> ASSIGNED TASK:
Even if a line seems odd, print it as it is, and include every record.

★ ★ ★

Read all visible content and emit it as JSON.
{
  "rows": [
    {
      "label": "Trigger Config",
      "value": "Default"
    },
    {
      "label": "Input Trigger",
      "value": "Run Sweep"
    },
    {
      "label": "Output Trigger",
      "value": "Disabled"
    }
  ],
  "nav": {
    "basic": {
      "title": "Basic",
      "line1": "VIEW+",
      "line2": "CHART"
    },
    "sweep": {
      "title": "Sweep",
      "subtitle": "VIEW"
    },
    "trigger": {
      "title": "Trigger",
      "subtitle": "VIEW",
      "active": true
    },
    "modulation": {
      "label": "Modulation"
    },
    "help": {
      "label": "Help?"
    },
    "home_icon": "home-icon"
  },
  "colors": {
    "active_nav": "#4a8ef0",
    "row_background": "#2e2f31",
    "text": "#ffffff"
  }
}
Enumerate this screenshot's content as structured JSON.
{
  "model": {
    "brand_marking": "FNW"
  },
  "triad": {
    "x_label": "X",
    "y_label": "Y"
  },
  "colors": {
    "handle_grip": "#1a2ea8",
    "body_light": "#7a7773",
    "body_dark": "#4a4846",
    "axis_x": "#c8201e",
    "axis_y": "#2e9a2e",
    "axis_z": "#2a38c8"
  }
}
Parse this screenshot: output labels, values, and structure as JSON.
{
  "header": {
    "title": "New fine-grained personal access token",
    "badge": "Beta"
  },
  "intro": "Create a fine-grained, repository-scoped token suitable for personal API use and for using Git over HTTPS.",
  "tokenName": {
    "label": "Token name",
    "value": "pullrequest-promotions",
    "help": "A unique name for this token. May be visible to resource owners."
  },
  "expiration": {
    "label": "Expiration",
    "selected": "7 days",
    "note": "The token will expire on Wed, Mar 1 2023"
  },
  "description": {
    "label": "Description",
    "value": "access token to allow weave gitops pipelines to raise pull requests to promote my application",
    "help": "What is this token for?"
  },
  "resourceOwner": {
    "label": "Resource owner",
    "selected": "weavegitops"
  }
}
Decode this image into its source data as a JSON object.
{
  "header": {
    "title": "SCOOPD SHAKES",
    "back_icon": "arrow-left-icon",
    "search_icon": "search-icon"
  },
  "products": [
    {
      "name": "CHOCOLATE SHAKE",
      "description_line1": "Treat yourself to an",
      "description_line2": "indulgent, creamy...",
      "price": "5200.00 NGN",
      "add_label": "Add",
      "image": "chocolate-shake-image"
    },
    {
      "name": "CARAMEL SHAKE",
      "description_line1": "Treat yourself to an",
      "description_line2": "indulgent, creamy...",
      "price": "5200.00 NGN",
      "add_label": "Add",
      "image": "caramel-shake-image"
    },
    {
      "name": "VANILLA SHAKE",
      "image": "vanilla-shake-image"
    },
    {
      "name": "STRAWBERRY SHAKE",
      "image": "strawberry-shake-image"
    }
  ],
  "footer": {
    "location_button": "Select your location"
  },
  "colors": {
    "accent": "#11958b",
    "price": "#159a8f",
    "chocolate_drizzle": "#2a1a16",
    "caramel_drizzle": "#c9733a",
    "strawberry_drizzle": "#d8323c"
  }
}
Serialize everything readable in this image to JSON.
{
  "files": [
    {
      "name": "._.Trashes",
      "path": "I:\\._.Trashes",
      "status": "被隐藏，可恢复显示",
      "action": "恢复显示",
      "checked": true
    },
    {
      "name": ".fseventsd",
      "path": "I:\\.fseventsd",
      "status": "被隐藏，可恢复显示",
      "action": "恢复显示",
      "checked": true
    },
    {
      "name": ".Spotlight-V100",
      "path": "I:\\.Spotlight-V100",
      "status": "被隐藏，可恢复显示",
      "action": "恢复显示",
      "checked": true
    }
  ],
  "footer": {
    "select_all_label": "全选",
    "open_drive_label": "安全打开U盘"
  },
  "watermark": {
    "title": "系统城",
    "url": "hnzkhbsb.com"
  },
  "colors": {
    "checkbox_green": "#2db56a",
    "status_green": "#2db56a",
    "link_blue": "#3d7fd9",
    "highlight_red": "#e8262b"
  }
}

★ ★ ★

> FINISHED TASK:
Read all visible content and emit it as JSON.
{
  "rows": [
    {
      "label": "Trigger Config",
      "value": "Default"
    },
    {
      "label": "Input Trigger",
      "value": "Run Sweep"
    },
    {
      "label": "Output Trigger",
      "value": "Disabled"
    }
  ],
  "nav": {
    "basic": {
      "title": "Basic",
      "line1": "VIEW+",
      "line2": "CHART"
    },
    "sweep": {
      "title": "Sweep",
      "subtitle": "VIEW"
    },
    "trigger": {
      "title": "Trigger",
      "subtitle": "VIEW",
      "active": true
    },
    "modulation": {
      "label": "Modulation"
    },
    "help": {
      "label": "Help?"
    },
    "home_icon": "home-icon"
  },
  "colors": {
    "active_nav": "#4a8ef0",
    "row_background": "#2e2f31",
    "text": "#ffffff"
  }
}
Enumerate this screenshot's content as structured JSON.
{
  "model": {
    "brand_marking": "FNW"
  },
  "triad": {
    "x_label": "X",
    "y_label": "Y"
  },
  "colors": {
    "handle_grip": "#1a2ea8",
    "body_light": "#7a7773",
    "body_dark": "#4a4846",
    "axis_x": "#c8201e",
    "axis_y": "#2e9a2e",
    "axis_z": "#2a38c8"
  }
}
Parse this screenshot: output labels, values, and structure as JSON.
{
  "header": {
    "title": "New fine-grained personal access token",
    "badge": "Beta"
  },
  "intro": "Create a fine-grained, repository-scoped token suitable for personal API use and for using Git over HTTPS.",
  "tokenName": {
    "label": "Token name",
    "value": "pullrequest-promotions",
    "help": "A unique name for this token. May be visible to resource owners."
  },
  "expiration": {
    "label": "Expiration",
    "selected": "7 days",
    "note": "The token will expire on Wed, Mar 1 2023"
  },
  "description": {
    "label": "Description",
    "value": "access token to allow weave gitops pipelines to raise pull requests to promote my application",
    "help": "What is this token for?"
  },
  "resourceOwner": {
    "label": "Resource owner",
    "selected": "weavegitops"
  }
}
Decode this image into its source data as a JSON object.
{
  "header": {
    "title": "SCOOPD SHAKES",
    "back_icon": "arrow-left-icon",
    "search_icon": "search-icon"
  },
  "products": [
    {
      "name": "CHOCOLATE SHAKE",
      "description_line1": "Treat yourself to an",
      "description_line2": "indulgent, creamy...",
      "price": "5200.00 NGN",
      "add_label": "Add",
      "image": "chocolate-shake-image"
    },
    {
      "name": "CARAMEL SHAKE",
      "description_line1": "Treat yourself to an",
      "description_line2": "indulgent, creamy...",
      "price": "5200.00 NGN",
      "add_label": "Add",
      "image": "caramel-shake-image"
    },
    {
      "name": "VANILLA SHAKE",
      "image": "vanilla-shake-image"
    },
    {
      "name": "STRAWBERRY SHAKE",
      "image": "strawberry-shake-image"
    }
  ],
  "footer": {
    "location_button": "Select your location"
  },
  "colors": {
    "accent": "#11958b",
    "price": "#159a8f",
    "chocolate_drizzle": "#2a1a16",
    "caramel_drizzle": "#c9733a",
    "strawberry_drizzle": "#d8323c"
  }
}
Serialize everything readable in this image to JSON.
{
  "files": [
    {
      "name": "._.Trashes",
      "path": "I:\\._.Trashes",
      "status": "被隐藏，可恢复显示",
      "action": "恢复显示",
      "checked": true
    },
    {
      "name": ".fseventsd",
      "path": "I:\\.fseventsd",
      "status": "被隐藏，可恢复显示",
      "action": "恢复显示",
      "checked": true
    },
    {
      "name": ".Spotlight-V100",
      "path": "I:\\.Spotlight-V100",
      "status": "被隐藏，可恢复显示",
      "action": "恢复显示",
      "checked": true
    }
  ],
  "footer": {
    "select_all_label": "全选",
    "open_drive_label": "安全打开U盘"
  },
  "watermark": {
    "title": "系统城",
    "url": "hnzkhbsb.com"
  },
  "colors": {
    "checkbox_green": "#2db56a",
    "status_green": "#2db56a",
    "link_blue": "#3d7fd9",
    "highlight_red": "#e8262b"
  }
}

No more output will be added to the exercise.